_TASK PROMPT:_ For the records below, count the lines containing the word "Mettre" and reply with the number alone.

[Data records for software interfaces]
Start of Block

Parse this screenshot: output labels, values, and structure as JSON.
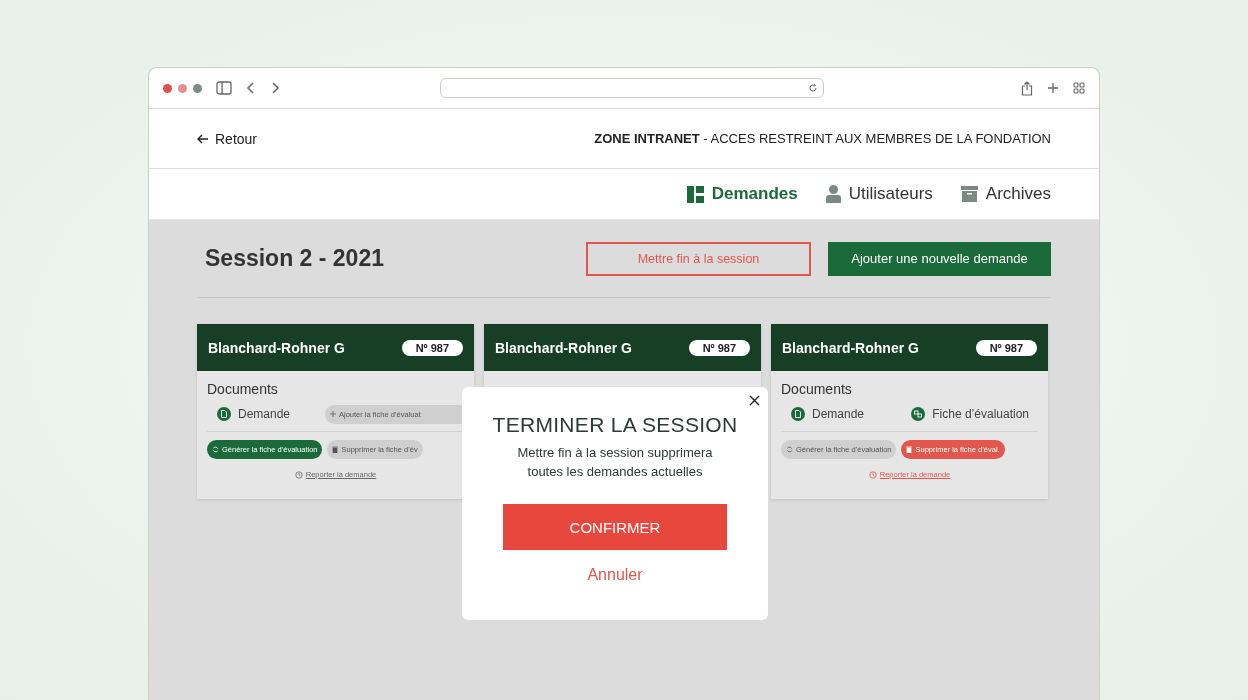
{
  "header": {
    "back_link": "Retour",
    "notice": "**ZONE INTRANET** - ACCES RESTREINT AUX MEMBRES DE LA FONDATION"
  },
  "nav": [
    {
      "label": "Demandes",
      "kind": "dashboard",
      "selected": true
    },
    {
      "label": "Utilisateurs",
      "kind": "user",
      "selected": false
    },
    {
      "label": "Archives",
      "kind": "archive",
      "selected": false
    }
  ],
  "session": {
    "title": "Session 2 - 2021",
    "end_button": "Mettre fin à la session",
    "add_button": "Ajouter une nouvelle demande"
  },
  "cards": [
    {
      "name": "Blanchard-Rohner G",
      "number": "Nº 987",
      "section": "Documents",
      "documents": [
        {
          "kind": "file",
          "label": "Demande"
        },
        {
          "kind": "add",
          "label": "Ajouter la fiche d’évaluat"
        }
      ],
      "actions": [
        {
          "kind": "generate",
          "label": "Générer la fiche d’évaluation",
          "disabled": false
        },
        {
          "kind": "delete",
          "label": "Supprimer la fiche d’év",
          "disabled": true
        }
      ],
      "report": {
        "label": "Reporter la demande",
        "active": false
      }
    },
    {
      "name": "Blanchard-Rohner G",
      "number": "Nº 987"
    },
    {
      "name": "Blanchard-Rohner G",
      "number": "Nº 987",
      "section": "Documents",
      "documents": [
        {
          "kind": "file",
          "label": "Demande"
        },
        {
          "kind": "evaluation",
          "label": "Fiche d’évaluation"
        }
      ],
      "actions": [
        {
          "kind": "generate",
          "label": "Générer la fiche d’évaluation",
          "disabled": true
        },
        {
          "kind": "delete",
          "label": "Supprimer la fiche d’éval.",
          "disabled": false
        }
      ],
      "report": {
        "label": "Reporter la demande",
        "active": true
      }
    }
  ],
  "dialog": {
    "title": "TERMINER LA SESSION",
    "message": "Mettre fin à la session supprimera toutes les demandes actuelles",
    "confirm": "CONFIRMER",
    "cancel": "Annuler"
  }
}
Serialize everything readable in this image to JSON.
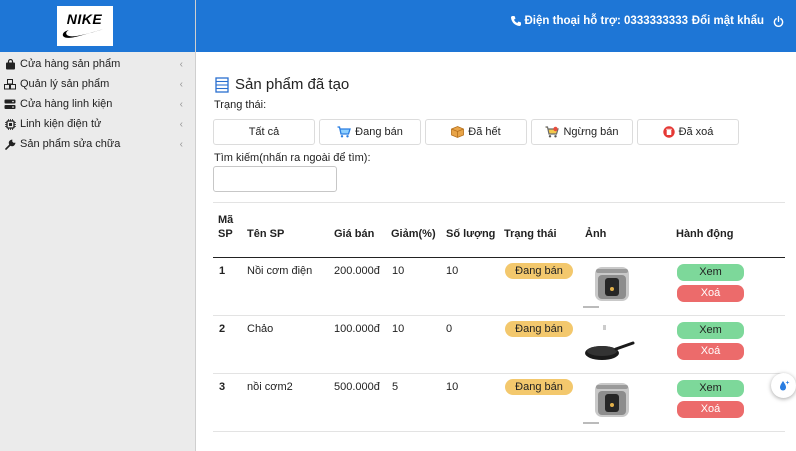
{
  "sidebar": {
    "logo_text": "NIKE",
    "items": [
      {
        "label": "Cửa hàng sản phẩm",
        "icon": "shopping-bag-icon"
      },
      {
        "label": "Quản lý sản phẩm",
        "icon": "cubes-icon"
      },
      {
        "label": "Cửa hàng linh kiện",
        "icon": "server-icon"
      },
      {
        "label": "Linh kiện điện tử",
        "icon": "chip-icon"
      },
      {
        "label": "Sản phẩm sửa chữa",
        "icon": "wrench-icon"
      }
    ]
  },
  "topbar": {
    "support_text": "Điện thoại hỗ trợ: 0333333333",
    "change_password": "Đổi mật khẩu",
    "colors": {
      "header": "#1e76d6"
    }
  },
  "main": {
    "title": "Sản phẩm đã tạo",
    "status_label": "Trạng thái:",
    "filters": [
      {
        "label": "Tất cả",
        "icon": ""
      },
      {
        "label": "Đang bán",
        "icon": "cart-icon"
      },
      {
        "label": "Đã hết",
        "icon": "box-icon"
      },
      {
        "label": "Ngừng bán",
        "icon": "stop-cart-icon"
      },
      {
        "label": "Đã xoá",
        "icon": "trash-icon"
      }
    ],
    "search_label": "Tìm kiếm(nhấn ra ngoài để tìm):",
    "search_value": ""
  },
  "table": {
    "headers": {
      "id": "Mã SP",
      "name": "Tên SP",
      "price": "Giá bán",
      "discount": "Giảm(%)",
      "qty": "Số lượng",
      "status": "Trạng thái",
      "image": "Ảnh",
      "actions": "Hành động"
    },
    "rows": [
      {
        "id": "1",
        "name": "Nồi cơm điện",
        "price": "200.000đ",
        "discount": "10",
        "qty": "10",
        "status": "Đang bán",
        "image": "rice-cooker"
      },
      {
        "id": "2",
        "name": "Chảo",
        "price": "100.000đ",
        "discount": "10",
        "qty": "0",
        "status": "Đang bán",
        "image": "frying-pan"
      },
      {
        "id": "3",
        "name": "nồi cơm2",
        "price": "500.000đ",
        "discount": "5",
        "qty": "10",
        "status": "Đang bán",
        "image": "rice-cooker"
      }
    ],
    "view_label": "Xem",
    "delete_label": "Xoá",
    "colors": {
      "badge": "#f3c86d",
      "view": "#7dd89a",
      "delete": "#ec6b6b"
    }
  }
}
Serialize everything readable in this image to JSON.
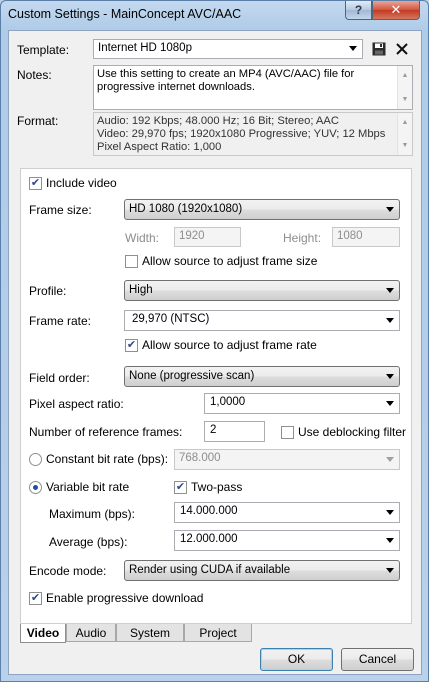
{
  "window": {
    "title": "Custom Settings - MainConcept AVC/AAC",
    "help_label": "?",
    "close_label": "✕"
  },
  "template": {
    "label": "Template:",
    "value": "Internet HD 1080p"
  },
  "notes": {
    "label": "Notes:",
    "text": "Use this setting to create an MP4 (AVC/AAC) file for progressive internet downloads."
  },
  "format": {
    "label": "Format:",
    "line1": "Audio: 192 Kbps; 48.000 Hz; 16 Bit; Stereo; AAC",
    "line2": "Video: 29,970 fps; 1920x1080 Progressive; YUV; 12 Mbps",
    "line3": "Pixel Aspect Ratio: 1,000"
  },
  "video": {
    "include_video_label": "Include video",
    "include_video_checked": true,
    "frame_size_label": "Frame size:",
    "frame_size_value": "HD 1080 (1920x1080)",
    "width_label": "Width:",
    "width_value": "1920",
    "height_label": "Height:",
    "height_value": "1080",
    "allow_frame_size_label": "Allow source to adjust frame size",
    "allow_frame_size_checked": false,
    "profile_label": "Profile:",
    "profile_value": "High",
    "frame_rate_label": "Frame rate:",
    "frame_rate_value": "29,970 (NTSC)",
    "allow_frame_rate_label": "Allow source to adjust frame rate",
    "allow_frame_rate_checked": true,
    "field_order_label": "Field order:",
    "field_order_value": "None (progressive scan)",
    "pixel_aspect_label": "Pixel aspect ratio:",
    "pixel_aspect_value": "1,0000",
    "ref_frames_label": "Number of reference frames:",
    "ref_frames_value": "2",
    "deblocking_label": "Use deblocking filter",
    "deblocking_checked": false,
    "cbr_label": "Constant bit rate (bps):",
    "cbr_selected": false,
    "cbr_value": "768.000",
    "vbr_label": "Variable bit rate",
    "vbr_selected": true,
    "two_pass_label": "Two-pass",
    "two_pass_checked": true,
    "maximum_label": "Maximum (bps):",
    "maximum_value": "14.000.000",
    "average_label": "Average (bps):",
    "average_value": "12.000.000",
    "encode_mode_label": "Encode mode:",
    "encode_mode_value": "Render using CUDA if available",
    "progressive_download_label": "Enable progressive download",
    "progressive_download_checked": true
  },
  "tabs": [
    {
      "label": "Video",
      "active": true
    },
    {
      "label": "Audio",
      "active": false
    },
    {
      "label": "System",
      "active": false
    },
    {
      "label": "Project",
      "active": false
    }
  ],
  "buttons": {
    "ok": "OK",
    "cancel": "Cancel"
  },
  "icons": {
    "save": "save-icon",
    "delete": "delete-icon",
    "check": "✔"
  }
}
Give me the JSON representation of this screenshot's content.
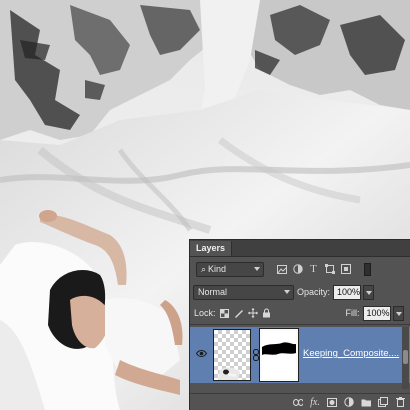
{
  "panel": {
    "tab_label": "Layers",
    "filter": {
      "label": "Kind",
      "icon": "search-icon"
    },
    "filter_icons": [
      "image-filter-icon",
      "adjustment-filter-icon",
      "type-filter-icon",
      "shape-filter-icon",
      "smart-object-filter-icon"
    ],
    "blend_mode": "Normal",
    "opacity_label": "Opacity:",
    "opacity_value": "100%",
    "lock_label": "Lock:",
    "fill_label": "Fill:",
    "fill_value": "100%",
    "layer": {
      "name": "Keeping_Composite....",
      "visible": true,
      "icons": [
        "eye-icon",
        "chain-link-icon"
      ]
    },
    "bottom_icons": [
      "link-layers-icon",
      "fx-icon",
      "add-mask-icon",
      "adjustment-layer-icon",
      "new-group-icon",
      "new-layer-icon",
      "delete-layer-icon"
    ],
    "fx_text": "fx.",
    "accent_color": "#5f7fb1",
    "panel_color": "#535353"
  }
}
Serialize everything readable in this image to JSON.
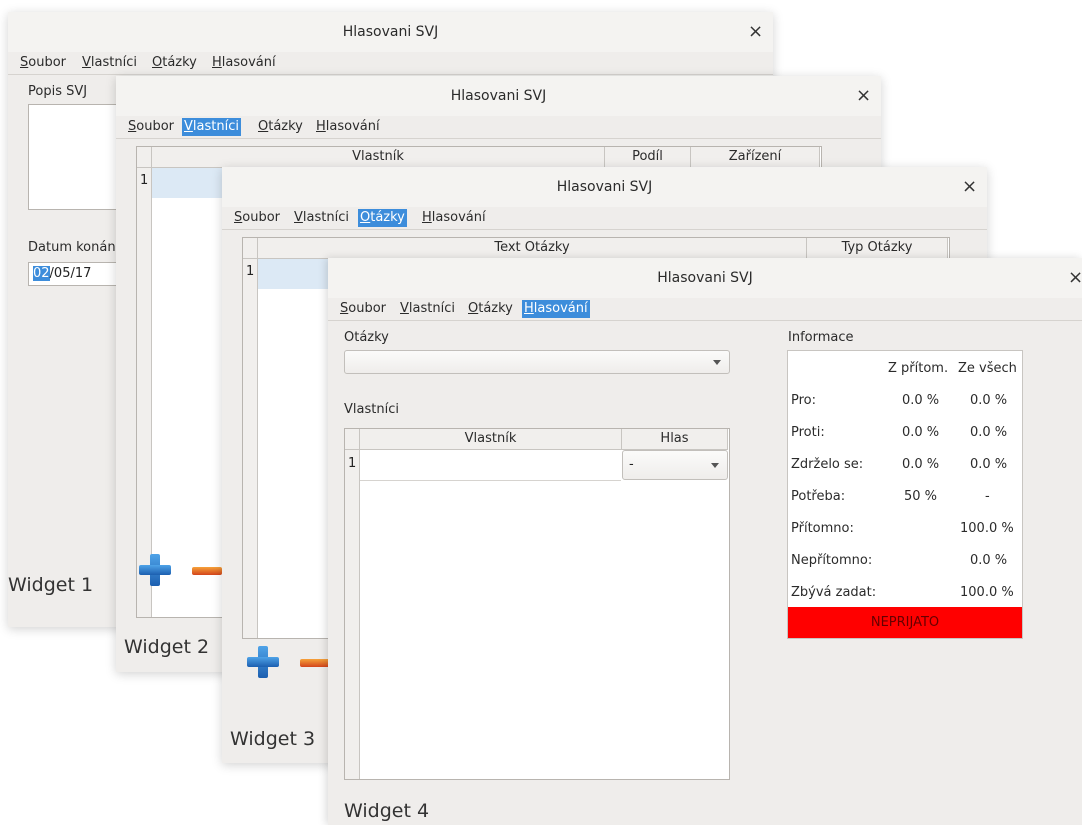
{
  "app_title": "Hlasovani SVJ",
  "close_glyph": "×",
  "menu": {
    "soubor": {
      "u": "S",
      "rest": "oubor"
    },
    "vlastnici": {
      "u": "V",
      "rest": "lastníci"
    },
    "otazky": {
      "u": "O",
      "rest": "tázky"
    },
    "hlasovani": {
      "u": "H",
      "rest": "lasování"
    }
  },
  "w1": {
    "popis_label": "Popis SVJ",
    "datum_label": "Datum konán",
    "date_sel": "02",
    "date_rest": "/05/17",
    "widget_label": "Widget 1"
  },
  "w2": {
    "col_vlastnik": "Vlastník",
    "col_podil": "Podíl",
    "col_zarizeni": "Zařízení",
    "row1": "1",
    "widget_label": "Widget 2"
  },
  "w3": {
    "col_text": "Text Otázky",
    "col_typ": "Typ Otázky",
    "row1": "1",
    "widget_label": "Widget 3"
  },
  "w4": {
    "otazky_label": "Otázky",
    "otazky_value": "",
    "vlastnici_label": "Vlastníci",
    "col_vlastnik": "Vlastník",
    "col_hlas": "Hlas",
    "row1": "1",
    "row1_vlastnik": "",
    "row1_hlas": "-",
    "widget_label": "Widget 4",
    "info": {
      "title": "Informace",
      "col_z_pritom": "Z přítom.",
      "col_ze_vsech": "Ze všech",
      "pro_label": "Pro:",
      "pro_a": "0.0 %",
      "pro_b": "0.0 %",
      "proti_label": "Proti:",
      "proti_a": "0.0 %",
      "proti_b": "0.0 %",
      "zdrzelo_label": "Zdrželo se:",
      "zdrzelo_a": "0.0 %",
      "zdrzelo_b": "0.0 %",
      "potreba_label": "Potřeba:",
      "potreba_a": "50 %",
      "potreba_b": "-",
      "pritomno_label": "Přítomno:",
      "pritomno_b": "100.0 %",
      "nepritomno_label": "Nepřítomno:",
      "nepritomno_b": "0.0 %",
      "zbyva_label": "Zbývá zadat:",
      "zbyva_b": "100.0 %",
      "status": "NEPRIJATO",
      "status_color": "#ff0000"
    }
  },
  "icons": {
    "plus": "plus-icon",
    "minus": "minus-icon"
  }
}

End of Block

_WORKED SOLUTION:_ 2